| Instructions for the task |
Print out every record below, exactly as written.
BEGIN Data records
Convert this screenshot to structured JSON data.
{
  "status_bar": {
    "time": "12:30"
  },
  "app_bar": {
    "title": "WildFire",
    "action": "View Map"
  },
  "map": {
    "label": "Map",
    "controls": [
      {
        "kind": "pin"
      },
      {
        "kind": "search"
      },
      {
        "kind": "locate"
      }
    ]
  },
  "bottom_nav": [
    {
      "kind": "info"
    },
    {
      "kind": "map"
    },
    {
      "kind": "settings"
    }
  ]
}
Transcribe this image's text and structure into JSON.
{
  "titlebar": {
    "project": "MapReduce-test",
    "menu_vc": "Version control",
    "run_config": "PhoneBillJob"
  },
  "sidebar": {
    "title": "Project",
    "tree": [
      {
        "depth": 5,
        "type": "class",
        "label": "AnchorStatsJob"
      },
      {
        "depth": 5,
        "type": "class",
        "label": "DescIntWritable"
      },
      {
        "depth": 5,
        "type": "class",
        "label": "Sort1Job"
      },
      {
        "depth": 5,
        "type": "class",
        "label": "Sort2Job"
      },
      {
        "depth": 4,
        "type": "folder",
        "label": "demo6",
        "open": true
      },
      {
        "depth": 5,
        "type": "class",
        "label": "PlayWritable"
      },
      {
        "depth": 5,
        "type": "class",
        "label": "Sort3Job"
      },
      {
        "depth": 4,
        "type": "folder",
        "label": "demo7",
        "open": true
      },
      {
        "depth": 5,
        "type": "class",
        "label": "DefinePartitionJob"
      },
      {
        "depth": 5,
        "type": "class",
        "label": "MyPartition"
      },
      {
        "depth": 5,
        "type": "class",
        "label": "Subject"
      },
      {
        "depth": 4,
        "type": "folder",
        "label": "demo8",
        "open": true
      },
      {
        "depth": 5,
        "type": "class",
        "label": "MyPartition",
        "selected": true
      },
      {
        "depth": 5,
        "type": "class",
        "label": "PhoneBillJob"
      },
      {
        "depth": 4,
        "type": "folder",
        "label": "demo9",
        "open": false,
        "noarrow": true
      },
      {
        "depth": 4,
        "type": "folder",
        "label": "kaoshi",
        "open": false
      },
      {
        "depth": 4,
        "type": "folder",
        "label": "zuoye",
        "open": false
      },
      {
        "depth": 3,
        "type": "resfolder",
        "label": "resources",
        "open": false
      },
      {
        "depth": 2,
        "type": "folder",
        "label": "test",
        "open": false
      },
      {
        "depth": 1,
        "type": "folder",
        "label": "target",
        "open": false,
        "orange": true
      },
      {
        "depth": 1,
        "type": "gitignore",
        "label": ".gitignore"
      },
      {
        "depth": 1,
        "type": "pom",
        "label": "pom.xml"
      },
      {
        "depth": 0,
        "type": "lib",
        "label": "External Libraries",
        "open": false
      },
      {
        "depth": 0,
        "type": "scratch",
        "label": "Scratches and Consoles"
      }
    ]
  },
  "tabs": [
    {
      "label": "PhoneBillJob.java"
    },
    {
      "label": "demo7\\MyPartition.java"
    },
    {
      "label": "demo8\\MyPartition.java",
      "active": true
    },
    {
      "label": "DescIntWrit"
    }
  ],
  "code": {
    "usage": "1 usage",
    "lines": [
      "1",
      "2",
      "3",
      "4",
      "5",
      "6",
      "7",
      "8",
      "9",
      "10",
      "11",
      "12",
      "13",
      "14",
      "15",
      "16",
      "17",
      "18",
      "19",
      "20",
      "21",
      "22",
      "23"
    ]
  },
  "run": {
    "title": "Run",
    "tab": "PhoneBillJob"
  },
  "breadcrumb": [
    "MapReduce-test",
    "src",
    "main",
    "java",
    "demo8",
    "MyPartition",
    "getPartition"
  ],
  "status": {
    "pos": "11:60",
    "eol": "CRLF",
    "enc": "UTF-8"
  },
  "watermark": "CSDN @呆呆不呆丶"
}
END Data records
| Answer section |
Convert this screenshot to structured JSON data.
{
  "status_bar": {
    "time": "12:30"
  },
  "app_bar": {
    "title": "WildFire",
    "action": "View Map"
  },
  "map": {
    "label": "Map",
    "controls": [
      {
        "kind": "pin"
      },
      {
        "kind": "search"
      },
      {
        "kind": "locate"
      }
    ]
  },
  "bottom_nav": [
    {
      "kind": "info"
    },
    {
      "kind": "map"
    },
    {
      "kind": "settings"
    }
  ]
}
Transcribe this image's text and structure into JSON.
{
  "titlebar": {
    "project": "MapReduce-test",
    "menu_vc": "Version control",
    "run_config": "PhoneBillJob"
  },
  "sidebar": {
    "title": "Project",
    "tree": [
      {
        "depth": 5,
        "type": "class",
        "label": "AnchorStatsJob"
      },
      {
        "depth": 5,
        "type": "class",
        "label": "DescIntWritable"
      },
      {
        "depth": 5,
        "type": "class",
        "label": "Sort1Job"
      },
      {
        "depth": 5,
        "type": "class",
        "label": "Sort2Job"
      },
      {
        "depth": 4,
        "type": "folder",
        "label": "demo6",
        "open": true
      },
      {
        "depth": 5,
        "type": "class",
        "label": "PlayWritable"
      },
      {
        "depth": 5,
        "type": "class",
        "label": "Sort3Job"
      },
      {
        "depth": 4,
        "type": "folder",
        "label": "demo7",
        "open": true
      },
      {
        "depth": 5,
        "type": "class",
        "label": "DefinePartitionJob"
      },
      {
        "depth": 5,
        "type": "class",
        "label": "MyPartition"
      },
      {
        "depth": 5,
        "type": "class",
        "label": "Subject"
      },
      {
        "depth": 4,
        "type": "folder",
        "label": "demo8",
        "open": true
      },
      {
        "depth": 5,
        "type": "class",
        "label": "MyPartition",
        "selected": true
      },
      {
        "depth": 5,
        "type": "class",
        "label": "PhoneBillJob"
      },
      {
        "depth": 4,
        "type": "folder",
        "label": "demo9",
        "open": false,
        "noarrow": true
      },
      {
        "depth": 4,
        "type": "folder",
        "label": "kaoshi",
        "open": false
      },
      {
        "depth": 4,
        "type": "folder",
        "label": "zuoye",
        "open": false
      },
      {
        "depth": 3,
        "type": "resfolder",
        "label": "resources",
        "open": false
      },
      {
        "depth": 2,
        "type": "folder",
        "label": "test",
        "open": false
      },
      {
        "depth": 1,
        "type": "folder",
        "label": "target",
        "open": false,
        "orange": true
      },
      {
        "depth": 1,
        "type": "gitignore",
        "label": ".gitignore"
      },
      {
        "depth": 1,
        "type": "pom",
        "label": "pom.xml"
      },
      {
        "depth": 0,
        "type": "lib",
        "label": "External Libraries",
        "open": false
      },
      {
        "depth": 0,
        "type": "scratch",
        "label": "Scratches and Consoles"
      }
    ]
  },
  "tabs": [
    {
      "label": "PhoneBillJob.java"
    },
    {
      "label": "demo7\\MyPartition.java"
    },
    {
      "label": "demo8\\MyPartition.java",
      "active": true
    },
    {
      "label": "DescIntWrit"
    }
  ],
  "code": {
    "usage": "1 usage",
    "lines": [
      "1",
      "2",
      "3",
      "4",
      "5",
      "6",
      "7",
      "8",
      "9",
      "10",
      "11",
      "12",
      "13",
      "14",
      "15",
      "16",
      "17",
      "18",
      "19",
      "20",
      "21",
      "22",
      "23"
    ]
  },
  "run": {
    "title": "Run",
    "tab": "PhoneBillJob"
  },
  "breadcrumb": [
    "MapReduce-test",
    "src",
    "main",
    "java",
    "demo8",
    "MyPartition",
    "getPartition"
  ],
  "status": {
    "pos": "11:60",
    "eol": "CRLF",
    "enc": "UTF-8"
  },
  "watermark": "CSDN @呆呆不呆丶"
}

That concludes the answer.